This page provides you with a detailed view on how to implement SSO with Apache on Linux. We use Ubuntu as distribution but you should be able to adapt the file paths to your needs.

Prepare webserver environment

For a working SSO configuration, you need to install Kerberos client libraries on the web server.

sudo apt-get install krb5-user

You have to add your Active Directory Kerberos realm to /etc/krb5.conf:

default_realm = TEST.AD
# ...
	# kdc and admin_server are DNS entries pointing to your primary domain controller
	kdc =
	admin_server =
# Please note the leading dot and the upper-case = TEST.AD = TEST.AD

Please note that the upper-case format for default_realm and domain_realm is important.

Synchronize clocks

Kerberos requires a synchronized time between all belonging parties. The best fit is to use NTP. If you domain controller provides NTP, your webserver can use it as reference:

sudo apt-get install ntpdate
sudo ntpdate

Please note that ntpdate is deprecated and is only used for testing. Consult your distribution documentation how to set up NTP properly.

Prepare Active Directory

Add dedicated Kerberos user

You should create a new Active Directory user which is dedicated for Kerberos usage. For further reference, the username of this user $KERBEROS_USER and his password is $KERBEROS_PASSWORD.

Create keytab file

On the domain controller you have to create a .keytab file:

ktpass -princ HTTP/ -mapuser ${KERBEROS_USERNAME}@TEST.AD -pass ${KERBEROS_PASSWORD} -crypto ${ENCRYPTION_TYPE} -ptype KRB5_NT_PRINCIPAL -out C:\Temp\kerberos.keytab

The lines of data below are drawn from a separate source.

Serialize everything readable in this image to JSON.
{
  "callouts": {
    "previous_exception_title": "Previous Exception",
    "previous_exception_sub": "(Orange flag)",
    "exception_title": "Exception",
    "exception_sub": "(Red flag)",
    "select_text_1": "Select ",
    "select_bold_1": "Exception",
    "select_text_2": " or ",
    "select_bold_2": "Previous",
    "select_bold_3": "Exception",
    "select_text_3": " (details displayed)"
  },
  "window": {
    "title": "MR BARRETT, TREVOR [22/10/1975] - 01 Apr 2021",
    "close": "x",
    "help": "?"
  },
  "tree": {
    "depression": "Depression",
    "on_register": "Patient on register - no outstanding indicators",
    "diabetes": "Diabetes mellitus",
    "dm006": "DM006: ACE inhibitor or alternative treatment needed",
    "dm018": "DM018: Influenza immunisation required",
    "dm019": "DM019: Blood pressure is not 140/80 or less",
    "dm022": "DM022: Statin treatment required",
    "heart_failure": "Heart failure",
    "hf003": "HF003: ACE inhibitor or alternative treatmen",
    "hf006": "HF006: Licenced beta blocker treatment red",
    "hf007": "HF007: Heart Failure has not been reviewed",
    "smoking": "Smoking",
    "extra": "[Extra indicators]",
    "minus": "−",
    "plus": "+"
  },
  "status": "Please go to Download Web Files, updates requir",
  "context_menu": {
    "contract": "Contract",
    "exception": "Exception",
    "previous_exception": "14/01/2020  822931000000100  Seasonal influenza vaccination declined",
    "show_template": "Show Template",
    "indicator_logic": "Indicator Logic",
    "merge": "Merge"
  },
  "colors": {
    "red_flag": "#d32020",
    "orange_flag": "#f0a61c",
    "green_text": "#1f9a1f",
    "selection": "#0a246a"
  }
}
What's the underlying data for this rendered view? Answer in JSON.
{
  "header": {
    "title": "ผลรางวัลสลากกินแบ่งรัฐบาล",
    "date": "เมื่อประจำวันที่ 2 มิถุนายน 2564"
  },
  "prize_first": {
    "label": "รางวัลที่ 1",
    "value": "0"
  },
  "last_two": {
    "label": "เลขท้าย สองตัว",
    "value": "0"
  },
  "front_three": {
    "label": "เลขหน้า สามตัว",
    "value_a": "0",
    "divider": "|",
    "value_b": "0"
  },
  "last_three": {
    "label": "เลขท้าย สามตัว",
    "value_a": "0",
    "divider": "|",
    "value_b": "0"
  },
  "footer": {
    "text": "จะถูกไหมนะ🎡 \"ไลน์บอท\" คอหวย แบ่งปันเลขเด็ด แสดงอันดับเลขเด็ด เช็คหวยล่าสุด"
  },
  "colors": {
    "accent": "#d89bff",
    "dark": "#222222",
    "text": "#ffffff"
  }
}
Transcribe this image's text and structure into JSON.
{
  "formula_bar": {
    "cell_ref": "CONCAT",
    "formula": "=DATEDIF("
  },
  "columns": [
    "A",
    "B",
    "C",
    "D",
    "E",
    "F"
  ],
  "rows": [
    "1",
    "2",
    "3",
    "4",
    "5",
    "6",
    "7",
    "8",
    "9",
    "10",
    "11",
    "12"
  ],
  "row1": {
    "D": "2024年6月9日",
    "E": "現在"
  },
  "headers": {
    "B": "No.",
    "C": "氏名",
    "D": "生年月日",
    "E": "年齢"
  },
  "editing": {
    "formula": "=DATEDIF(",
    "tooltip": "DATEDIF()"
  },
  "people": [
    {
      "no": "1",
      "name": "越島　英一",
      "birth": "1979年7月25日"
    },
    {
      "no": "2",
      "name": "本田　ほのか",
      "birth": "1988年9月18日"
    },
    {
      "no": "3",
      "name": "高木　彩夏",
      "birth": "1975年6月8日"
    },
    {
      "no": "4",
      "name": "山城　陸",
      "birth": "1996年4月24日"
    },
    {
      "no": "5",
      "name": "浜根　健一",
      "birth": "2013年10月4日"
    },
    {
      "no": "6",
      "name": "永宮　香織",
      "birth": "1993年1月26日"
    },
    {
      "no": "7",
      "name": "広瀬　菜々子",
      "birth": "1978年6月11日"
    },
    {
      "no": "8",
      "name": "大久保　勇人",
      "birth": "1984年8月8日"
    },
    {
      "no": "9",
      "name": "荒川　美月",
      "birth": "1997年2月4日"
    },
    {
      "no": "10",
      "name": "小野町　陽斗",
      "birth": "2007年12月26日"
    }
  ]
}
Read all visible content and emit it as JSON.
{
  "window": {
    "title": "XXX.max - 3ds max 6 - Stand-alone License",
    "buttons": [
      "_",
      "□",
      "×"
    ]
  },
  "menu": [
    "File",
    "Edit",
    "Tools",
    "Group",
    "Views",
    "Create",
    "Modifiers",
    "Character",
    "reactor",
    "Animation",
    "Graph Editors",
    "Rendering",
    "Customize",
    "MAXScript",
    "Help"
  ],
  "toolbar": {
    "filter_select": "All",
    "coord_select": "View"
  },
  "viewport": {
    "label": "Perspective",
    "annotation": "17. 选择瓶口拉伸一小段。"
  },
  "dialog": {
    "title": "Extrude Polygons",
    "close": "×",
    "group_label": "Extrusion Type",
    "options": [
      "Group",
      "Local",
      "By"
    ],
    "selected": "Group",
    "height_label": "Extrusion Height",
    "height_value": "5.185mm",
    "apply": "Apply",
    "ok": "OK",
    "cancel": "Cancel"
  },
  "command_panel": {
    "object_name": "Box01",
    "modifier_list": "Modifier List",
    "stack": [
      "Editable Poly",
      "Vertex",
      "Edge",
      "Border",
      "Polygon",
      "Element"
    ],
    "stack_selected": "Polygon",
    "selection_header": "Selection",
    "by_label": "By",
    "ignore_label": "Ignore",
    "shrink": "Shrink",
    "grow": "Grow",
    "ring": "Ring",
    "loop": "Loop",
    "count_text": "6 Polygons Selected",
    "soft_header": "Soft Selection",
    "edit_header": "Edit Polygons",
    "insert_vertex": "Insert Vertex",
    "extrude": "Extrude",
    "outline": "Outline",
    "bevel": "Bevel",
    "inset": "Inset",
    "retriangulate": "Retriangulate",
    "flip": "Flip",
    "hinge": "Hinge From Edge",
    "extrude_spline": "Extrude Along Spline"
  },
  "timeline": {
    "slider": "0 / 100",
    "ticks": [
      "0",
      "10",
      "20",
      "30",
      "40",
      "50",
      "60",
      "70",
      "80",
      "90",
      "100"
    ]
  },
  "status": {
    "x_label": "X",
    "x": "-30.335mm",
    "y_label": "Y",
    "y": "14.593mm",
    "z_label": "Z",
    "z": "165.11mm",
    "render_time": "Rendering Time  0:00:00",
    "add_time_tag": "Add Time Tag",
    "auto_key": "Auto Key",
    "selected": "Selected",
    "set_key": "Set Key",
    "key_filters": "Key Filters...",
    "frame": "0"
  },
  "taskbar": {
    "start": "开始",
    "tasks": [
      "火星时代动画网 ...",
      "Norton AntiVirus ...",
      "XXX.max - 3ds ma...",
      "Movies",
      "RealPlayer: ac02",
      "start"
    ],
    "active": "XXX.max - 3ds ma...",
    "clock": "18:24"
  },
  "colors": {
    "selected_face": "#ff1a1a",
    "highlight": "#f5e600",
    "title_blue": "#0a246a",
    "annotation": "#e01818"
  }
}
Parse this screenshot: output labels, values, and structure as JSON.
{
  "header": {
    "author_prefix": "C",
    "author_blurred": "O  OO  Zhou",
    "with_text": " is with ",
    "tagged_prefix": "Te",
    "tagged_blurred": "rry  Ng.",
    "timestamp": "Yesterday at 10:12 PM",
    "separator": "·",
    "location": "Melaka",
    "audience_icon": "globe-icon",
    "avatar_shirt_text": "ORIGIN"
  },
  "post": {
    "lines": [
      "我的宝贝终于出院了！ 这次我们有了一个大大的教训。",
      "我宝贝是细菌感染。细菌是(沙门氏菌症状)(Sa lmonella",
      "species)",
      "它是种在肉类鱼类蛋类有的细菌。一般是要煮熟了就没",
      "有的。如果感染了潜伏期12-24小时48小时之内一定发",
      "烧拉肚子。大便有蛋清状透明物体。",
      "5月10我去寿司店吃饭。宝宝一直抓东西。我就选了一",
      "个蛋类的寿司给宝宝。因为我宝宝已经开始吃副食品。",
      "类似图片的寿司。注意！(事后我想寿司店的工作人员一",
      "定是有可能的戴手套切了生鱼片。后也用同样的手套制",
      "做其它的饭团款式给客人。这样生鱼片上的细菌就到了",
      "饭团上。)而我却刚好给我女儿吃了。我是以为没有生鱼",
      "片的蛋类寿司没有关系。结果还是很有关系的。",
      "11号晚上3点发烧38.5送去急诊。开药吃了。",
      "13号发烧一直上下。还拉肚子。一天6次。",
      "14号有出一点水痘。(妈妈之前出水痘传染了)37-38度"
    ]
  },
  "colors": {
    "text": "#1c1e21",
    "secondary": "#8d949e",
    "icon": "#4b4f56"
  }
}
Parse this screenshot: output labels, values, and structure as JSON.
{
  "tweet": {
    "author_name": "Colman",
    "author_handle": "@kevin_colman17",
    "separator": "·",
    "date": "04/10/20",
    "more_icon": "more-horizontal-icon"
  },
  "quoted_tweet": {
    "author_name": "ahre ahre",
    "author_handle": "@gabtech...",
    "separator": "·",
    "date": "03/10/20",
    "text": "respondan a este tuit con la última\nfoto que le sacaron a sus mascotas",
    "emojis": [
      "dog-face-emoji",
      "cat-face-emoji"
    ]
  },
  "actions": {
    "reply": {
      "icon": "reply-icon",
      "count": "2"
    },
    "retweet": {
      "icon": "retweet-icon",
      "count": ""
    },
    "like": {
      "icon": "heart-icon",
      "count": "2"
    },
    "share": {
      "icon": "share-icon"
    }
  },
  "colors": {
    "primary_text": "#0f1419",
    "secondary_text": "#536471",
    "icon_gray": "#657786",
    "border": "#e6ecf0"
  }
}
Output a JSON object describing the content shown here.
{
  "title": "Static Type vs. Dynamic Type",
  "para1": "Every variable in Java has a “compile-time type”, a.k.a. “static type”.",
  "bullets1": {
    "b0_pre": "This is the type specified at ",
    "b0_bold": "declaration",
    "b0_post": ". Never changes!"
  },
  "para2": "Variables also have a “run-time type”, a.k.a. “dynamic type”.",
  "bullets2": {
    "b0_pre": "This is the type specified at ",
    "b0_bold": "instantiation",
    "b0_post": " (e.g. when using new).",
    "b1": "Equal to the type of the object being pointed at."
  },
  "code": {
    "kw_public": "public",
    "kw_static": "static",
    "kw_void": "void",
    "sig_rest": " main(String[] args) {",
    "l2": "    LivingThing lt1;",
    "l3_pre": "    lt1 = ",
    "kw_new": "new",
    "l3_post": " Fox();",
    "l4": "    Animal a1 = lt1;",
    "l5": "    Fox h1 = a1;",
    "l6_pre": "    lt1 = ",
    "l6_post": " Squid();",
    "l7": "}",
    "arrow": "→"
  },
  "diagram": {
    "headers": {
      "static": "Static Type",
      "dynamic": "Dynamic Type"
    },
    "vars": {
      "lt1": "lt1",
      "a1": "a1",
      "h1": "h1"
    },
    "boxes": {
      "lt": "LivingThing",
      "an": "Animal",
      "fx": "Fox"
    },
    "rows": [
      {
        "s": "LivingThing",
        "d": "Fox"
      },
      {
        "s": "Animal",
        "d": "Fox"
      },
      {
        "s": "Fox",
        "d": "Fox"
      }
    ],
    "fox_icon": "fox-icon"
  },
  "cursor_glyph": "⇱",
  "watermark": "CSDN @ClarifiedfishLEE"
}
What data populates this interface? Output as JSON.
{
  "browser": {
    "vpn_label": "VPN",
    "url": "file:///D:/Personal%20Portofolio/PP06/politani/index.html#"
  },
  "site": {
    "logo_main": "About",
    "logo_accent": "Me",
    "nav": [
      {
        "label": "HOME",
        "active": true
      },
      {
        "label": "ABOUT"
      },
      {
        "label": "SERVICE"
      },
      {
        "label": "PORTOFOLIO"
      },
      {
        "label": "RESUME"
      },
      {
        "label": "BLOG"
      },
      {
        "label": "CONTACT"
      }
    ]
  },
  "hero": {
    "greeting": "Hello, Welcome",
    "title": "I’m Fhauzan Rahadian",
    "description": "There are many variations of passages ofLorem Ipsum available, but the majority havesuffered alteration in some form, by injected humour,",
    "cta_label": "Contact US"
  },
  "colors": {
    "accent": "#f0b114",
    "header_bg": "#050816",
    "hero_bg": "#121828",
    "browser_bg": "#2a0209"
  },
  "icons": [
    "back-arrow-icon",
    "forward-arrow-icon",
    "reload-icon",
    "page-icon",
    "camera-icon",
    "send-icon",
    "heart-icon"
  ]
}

Some notes about this:

  • ${ENCRYPTION_TYPE} can be one of AES256-SHA1, AES128-SHA1, RC4-HMAC-NT, DES-CBC-CRC or DES-CBC-MD5. You should be good to go with AES256-SHA1 but this depends upon your environment.
  • Please note that the Kerberos principal you are using is case-sensitive. If your keytab entry does not match, please check for differences in upper/lower-case writing.
  • If you use HTTPS, which we highly recommend, you must use HTTP/ as principal.
  • Kerberos authentication is only used when you access and not http://$IP_OF_WEBSERVER.
  • To prevent further work and problems, the webserver should be directly accessible and not through a proxy.

Copy the kerberos.keytab file to the webserver's path /etc/kerberos.keytab and change the ownership to this file to the Apache user.

After everything has been configured you can retrieve a valid Kerberos token on the webserver by using

kinit -p Administrator@TEST.AD

Enable Kerberos in Apache

There are two different modules available which provide Kerberos functionality: mod_auth_kerb and mod_auth_gssapi. Even if mod_auth_kerb is much older, please go with it. mod_auth_kerb prints out log messages which you can use for debugging. mod_auth_gssapi does not provide enough useful information during debugging.

To enable Kerberos in your Apache configuration you have to install the module by using apt-get or dnf. After that, open /etc/apache2/sites-available/000-default.conf or any other vhost configuration file you want to use

 <VirtualHost *:80>
	# ...
	<Location />
		AuthType Kerberos
		AuthName "Kerberos authenticated intranet"
		KrbAuthRealms TEST.AD
		KrbServiceName HTTP/
		Krb5Keytab /etc/kerberos.keytab
		KrbMethodNegotiate On
		KrbMethodK5Passwd On
		require valid-user

Configure browsers

You have to configure the browsers you are using.




LogLevel trace8

in your Apache configuration you enable a high log level to debug the Kerberos authentication process.

Client credentials

You can use

# Linux
kdestroy -A
# Windows 
klist purge

to reset any Kerberos token on your local machine.